It’s not likely you’ll ever look forward to spinal surgery, and in the past, it was particularly troublesome when open surgery was the norm. Dr. Jon Gottlieb of the Minimally Invasive Spine Center of South Florida in South Miami, Florida, is a specialist in spinal surgery that uses advanced instruments and tiny incisions to perform procedures that previously left large scars. If you’re facing a spinal procedure, call the office or book a consultation online to explore all of your options.
One problem created by traditional surgical techniques was the need for an incision on your body large enough for the surgeons to manipulate surgical tools by hand. In many cases, the recovery time for the incisions made to gain access into your body took longer than for the procedure itself. Cutting through muscle and other soft tissue causes damage beyond that of the original injury.
Minimally invasive surgical techniques use advanced technology to reduce the need for large openings. The surgeon can now access the point of surgery inside the body using much smaller instruments while navigating using several imaging techniques previously unavailable. Dr. Gottlieb is a specialist in minimally invasive spinal surgery.

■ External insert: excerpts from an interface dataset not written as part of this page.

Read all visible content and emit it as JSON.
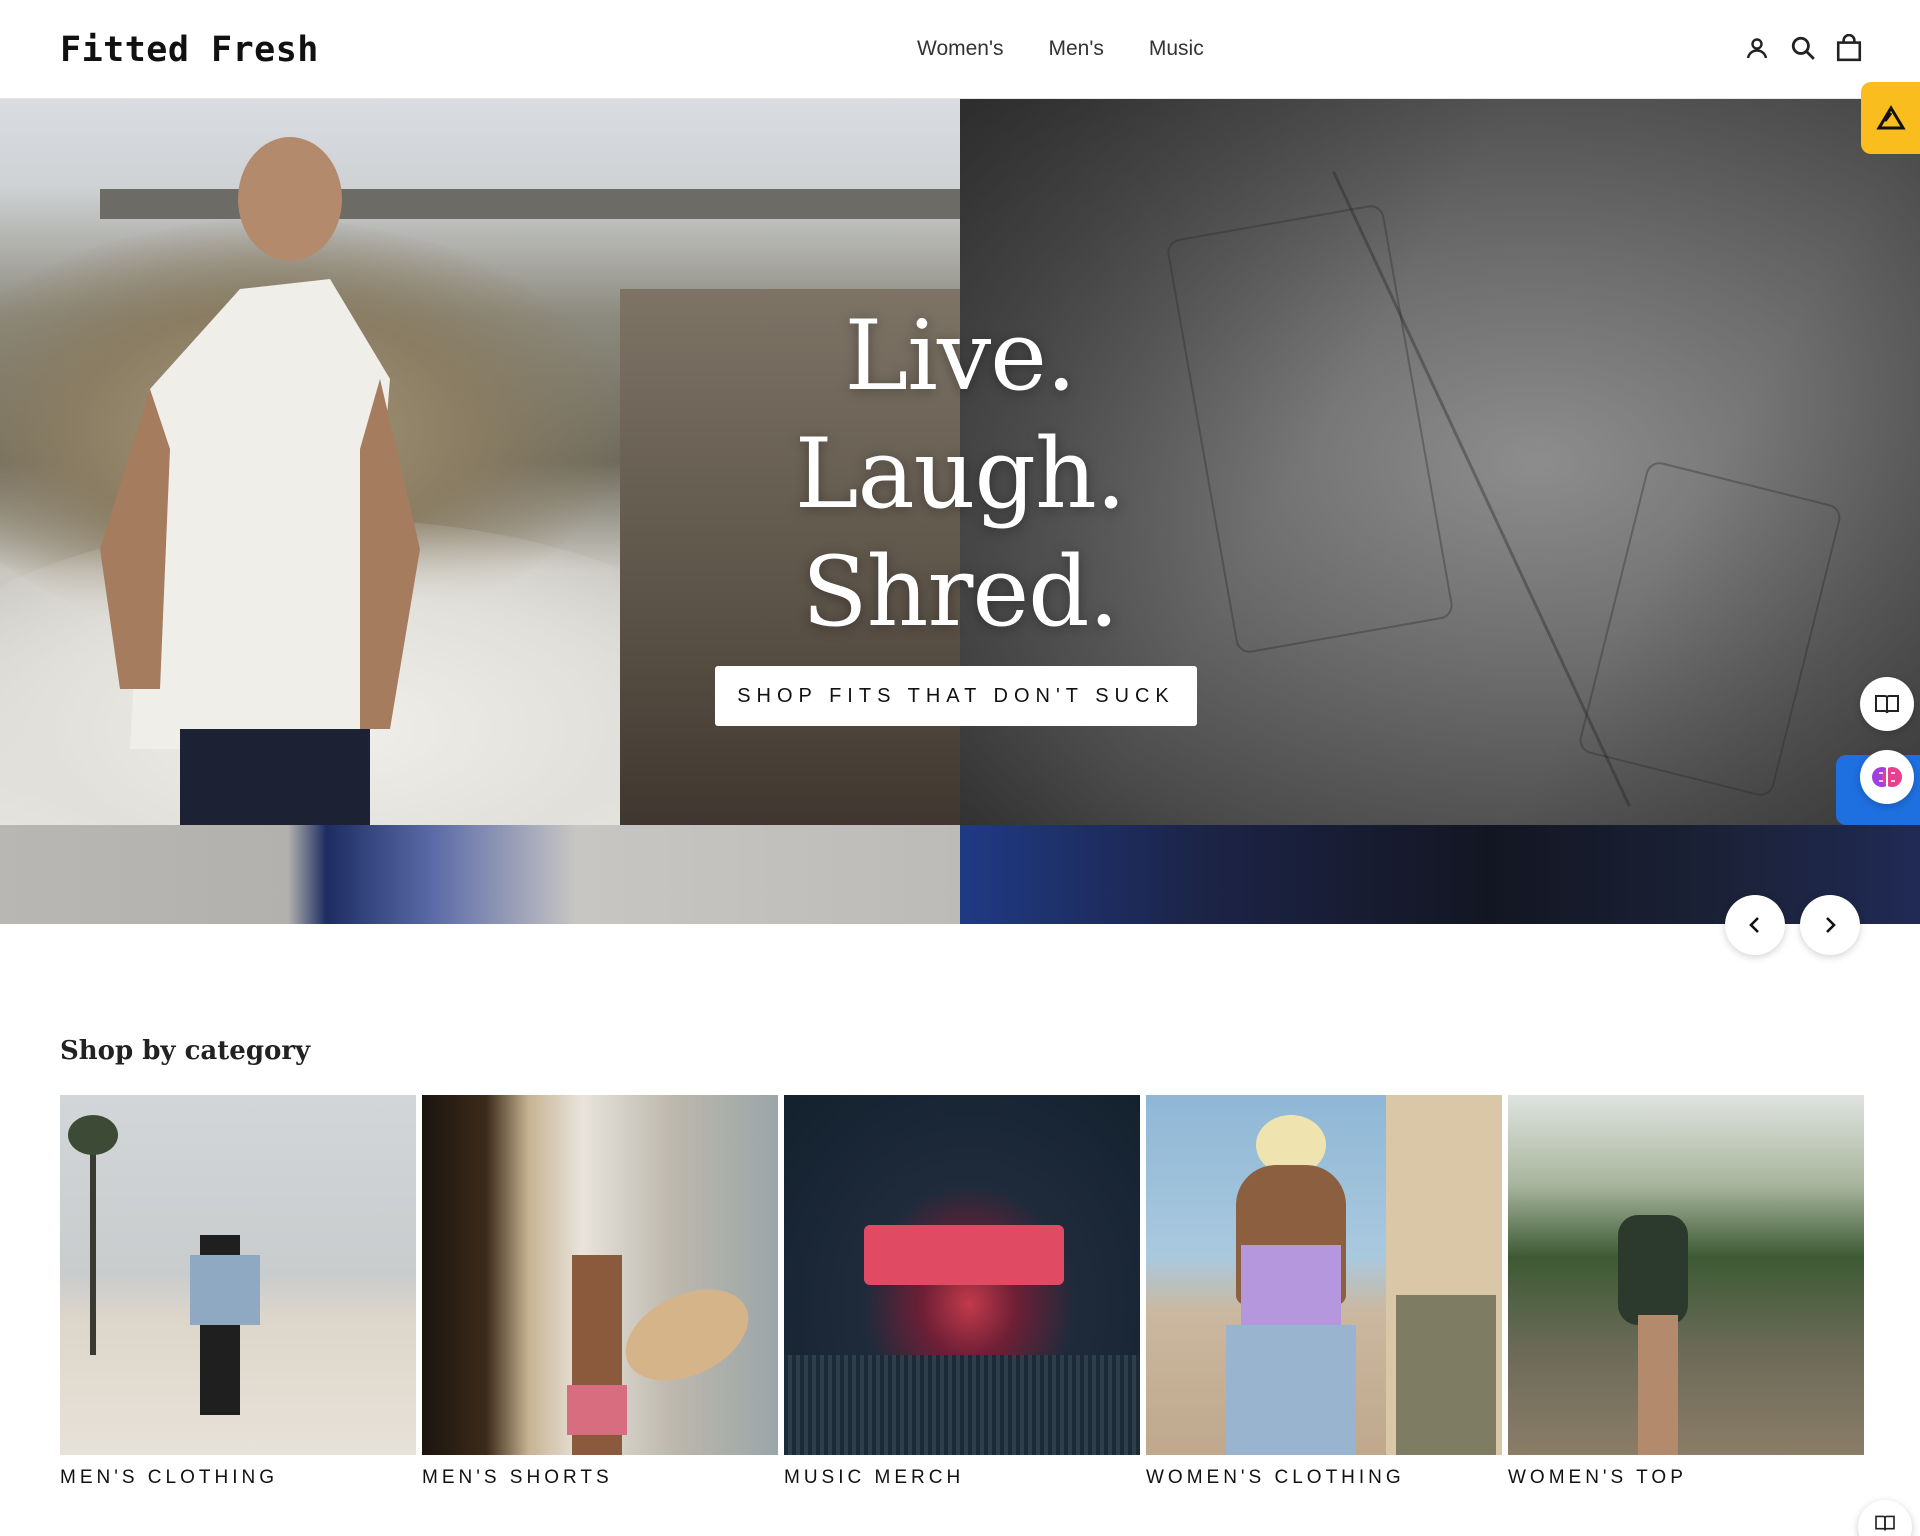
{
  "brand": {
    "name": "Fitted Fresh"
  },
  "nav": {
    "items": [
      "Women's",
      "Men's",
      "Music"
    ]
  },
  "header_icons": {
    "account": "account-icon",
    "search": "search-icon",
    "cart": "cart-icon"
  },
  "hero": {
    "line1": "Live.",
    "line2": "Laugh.",
    "line3": "Shred.",
    "cta": "SHOP FITS THAT DON'T SUCK"
  },
  "carousel": {
    "prev": "chevron-left-icon",
    "next": "chevron-right-icon"
  },
  "categories": {
    "title": "Shop by category",
    "items": [
      {
        "label": "MEN'S CLOTHING"
      },
      {
        "label": "MEN'S SHORTS"
      },
      {
        "label": "MUSIC MERCH"
      },
      {
        "label": "WOMEN'S CLOTHING"
      },
      {
        "label": "WOMEN'S TOP"
      }
    ]
  },
  "colors": {
    "widget_yellow": "#f9bd1d",
    "widget_blue": "#1e6fe0",
    "text": "#111111"
  }
}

Spinal surgeries such as decompressions and fusions are now accomplished using one or more special instruments called tubular retractors. These retractors create a tunnel directly to the point of the surgical procedure through a small incision just big enough to accommodate the diameter of the retractor, often less than one inch.
Using an imaging device called a fluoroscope, Dr. Gottlieb guides the tubular retractor to the treatment point. The fluoroscope provides a real-time X-ray image on a video screen. Once the tubular retractor is in place, an operating microscope can also magnify the view through the retractor device.
Tools that fit through the retractor perform the various tasks necessary to complete the surgery. Removed tissue is extracted through the retractor, and screws and rods used to stabilize the spine pass through the retractor as well. Since muscle displacement is minimal around the retractor, there’s much less tissue damage from this type of surgery.
A discectomy removes a herniated disc, which typically causes pain by pressing on a nerve near the spinal column. Minimally invasive techniques can also be used for the cervical spine to deal with herniated discs in the neck, and on the lumbar spine for problems in the lower back. The vertebrae on each side of the removed disc are grafted together with bone tissue. More complex spinal fusions may also be done using minimally invasive techniques.
For further information on your condition, please refer to this link: www.aaos.org